Also note Ephesians 3:9 (1:1-3; 3:14) & Heb 1:2 where we learn that God the Father created all things through his Son, Jesus Christ.

That He "was God" never changed.What you don't seem to realise is that the Son's Godhead is invested in his ousia (Hence the Church's teaching on the Homoousios). The incarnation had no impact on the ousia of the Son. All that occured is that he accumulated humanity to his hypostasis.


Given 37818's argument goes in circles, I'll stop at this point...

08-17-2015, 03:08 AM
Correction to the above...

That He "was God" never changed.
What you don't seem to realise is that the Son's Godhead is perceived as being invested in his divine ousia (Hence the Church's teaching on the Homoousios). The incarnation had no impact on the divine ousia of the Son. What occured is that the Son retained his divine ousia while accumulating humanity (human ousia) to his hypostasis.

08-17-2015, 05:42 AM
John 1:1,2 without the v. 1 "was God" the Logos being "with God" is explicitly someone else other than "God." Vs. 3, 10, 14, & 18 do reveal a relationship. v.18 another nature from being invisible, which God is.

08-17-2015, 08:25 AM
John 1:1,2 without the v. 1 "was God" the Logos being "with God" is explicitly someone else other than "God." Vs. 3, 10, 14, & 18 do reveal a relationship.None of which provide any support for your imaginative speculation that the Son had two natures before his incarnation.

v.18 another nature from being invisible, which God is.(?) Read what John 1:18 actually says "No one has seen God at any time.

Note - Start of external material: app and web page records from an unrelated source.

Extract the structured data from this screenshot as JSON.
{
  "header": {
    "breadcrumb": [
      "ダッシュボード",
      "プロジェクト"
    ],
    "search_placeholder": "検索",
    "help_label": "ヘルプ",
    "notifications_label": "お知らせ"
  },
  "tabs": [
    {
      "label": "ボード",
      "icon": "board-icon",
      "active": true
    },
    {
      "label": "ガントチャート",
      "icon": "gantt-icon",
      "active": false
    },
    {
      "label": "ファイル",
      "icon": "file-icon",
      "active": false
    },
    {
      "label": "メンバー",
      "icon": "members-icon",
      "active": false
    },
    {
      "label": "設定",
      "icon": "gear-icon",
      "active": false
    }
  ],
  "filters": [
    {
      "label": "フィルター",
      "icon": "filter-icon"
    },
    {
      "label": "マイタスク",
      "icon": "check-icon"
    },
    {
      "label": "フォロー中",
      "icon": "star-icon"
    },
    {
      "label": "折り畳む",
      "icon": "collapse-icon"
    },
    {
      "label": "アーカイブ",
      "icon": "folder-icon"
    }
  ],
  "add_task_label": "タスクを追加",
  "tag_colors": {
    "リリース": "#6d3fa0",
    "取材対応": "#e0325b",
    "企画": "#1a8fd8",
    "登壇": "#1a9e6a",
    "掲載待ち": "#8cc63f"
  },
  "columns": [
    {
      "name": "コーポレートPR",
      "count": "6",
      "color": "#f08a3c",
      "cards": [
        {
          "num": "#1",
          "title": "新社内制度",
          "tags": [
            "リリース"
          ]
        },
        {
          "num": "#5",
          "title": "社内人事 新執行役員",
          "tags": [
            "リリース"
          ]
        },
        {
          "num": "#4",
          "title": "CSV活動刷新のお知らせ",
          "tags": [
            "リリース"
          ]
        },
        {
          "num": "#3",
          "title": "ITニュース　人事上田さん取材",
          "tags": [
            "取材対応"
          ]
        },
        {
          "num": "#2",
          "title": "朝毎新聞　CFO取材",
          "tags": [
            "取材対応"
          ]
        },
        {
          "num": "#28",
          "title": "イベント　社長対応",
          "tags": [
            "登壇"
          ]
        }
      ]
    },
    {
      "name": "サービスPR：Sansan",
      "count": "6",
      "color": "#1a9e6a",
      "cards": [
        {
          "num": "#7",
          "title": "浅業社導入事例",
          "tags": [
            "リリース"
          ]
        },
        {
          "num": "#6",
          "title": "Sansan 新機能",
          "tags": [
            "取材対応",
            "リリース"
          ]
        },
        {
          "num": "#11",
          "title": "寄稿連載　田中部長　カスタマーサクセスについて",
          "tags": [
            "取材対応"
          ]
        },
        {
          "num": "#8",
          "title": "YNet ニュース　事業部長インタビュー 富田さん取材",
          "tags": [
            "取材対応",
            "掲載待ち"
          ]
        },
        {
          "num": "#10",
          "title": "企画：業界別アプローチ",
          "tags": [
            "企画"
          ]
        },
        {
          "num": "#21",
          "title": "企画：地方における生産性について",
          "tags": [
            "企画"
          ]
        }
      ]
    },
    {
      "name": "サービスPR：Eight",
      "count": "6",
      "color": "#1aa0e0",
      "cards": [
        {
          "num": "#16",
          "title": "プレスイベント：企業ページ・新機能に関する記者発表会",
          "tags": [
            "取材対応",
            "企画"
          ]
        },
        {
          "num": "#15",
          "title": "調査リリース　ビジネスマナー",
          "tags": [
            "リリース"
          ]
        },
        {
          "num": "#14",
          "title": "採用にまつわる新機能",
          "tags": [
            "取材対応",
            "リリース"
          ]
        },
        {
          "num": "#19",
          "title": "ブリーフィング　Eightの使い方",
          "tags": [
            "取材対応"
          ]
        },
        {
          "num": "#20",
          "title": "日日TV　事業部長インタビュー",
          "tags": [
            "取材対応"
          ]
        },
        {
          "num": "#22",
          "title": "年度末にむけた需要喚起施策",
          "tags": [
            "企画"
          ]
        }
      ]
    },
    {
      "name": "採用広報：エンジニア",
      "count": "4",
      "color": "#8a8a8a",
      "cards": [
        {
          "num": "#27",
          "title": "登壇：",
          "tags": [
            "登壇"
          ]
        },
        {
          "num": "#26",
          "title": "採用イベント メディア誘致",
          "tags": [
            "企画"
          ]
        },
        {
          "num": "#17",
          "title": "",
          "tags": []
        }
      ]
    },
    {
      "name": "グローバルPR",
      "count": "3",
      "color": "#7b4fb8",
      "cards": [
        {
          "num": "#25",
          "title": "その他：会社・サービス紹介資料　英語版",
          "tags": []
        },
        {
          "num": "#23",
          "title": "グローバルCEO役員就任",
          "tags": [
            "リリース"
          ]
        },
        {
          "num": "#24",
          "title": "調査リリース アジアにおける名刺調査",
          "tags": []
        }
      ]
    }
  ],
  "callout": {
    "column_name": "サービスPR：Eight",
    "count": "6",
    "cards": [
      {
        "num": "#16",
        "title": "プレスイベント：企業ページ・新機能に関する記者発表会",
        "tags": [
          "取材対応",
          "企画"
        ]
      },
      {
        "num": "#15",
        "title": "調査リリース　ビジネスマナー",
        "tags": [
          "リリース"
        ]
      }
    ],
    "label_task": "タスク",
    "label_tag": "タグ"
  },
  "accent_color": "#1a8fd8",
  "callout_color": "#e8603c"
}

The only begotten Son, who is in the bosom of the Father, He has declared Him". This verse also offers no support to your idle speculation.

Have a read of John 12:45 and 14:7 and you will discover that Jesus' Father has been "seen" ('http://www.blueletterbible.org/lang/lexicon/lexicon.cfm?Strongs=G3708&t=NKJV') in the Son (cp. Heb 1:3).

To be charitable, I'm guessing you meant vs14 and not vs18. At least vs14 tells us that "And the Word became flesh and dwelt among us, and we beheld His glory, the glory as of the only begotten of the Father, full of grace and truth". Oops! Maybe you wanted to avoid that verse given it refers to the monogenēs (only begotten) of the Father.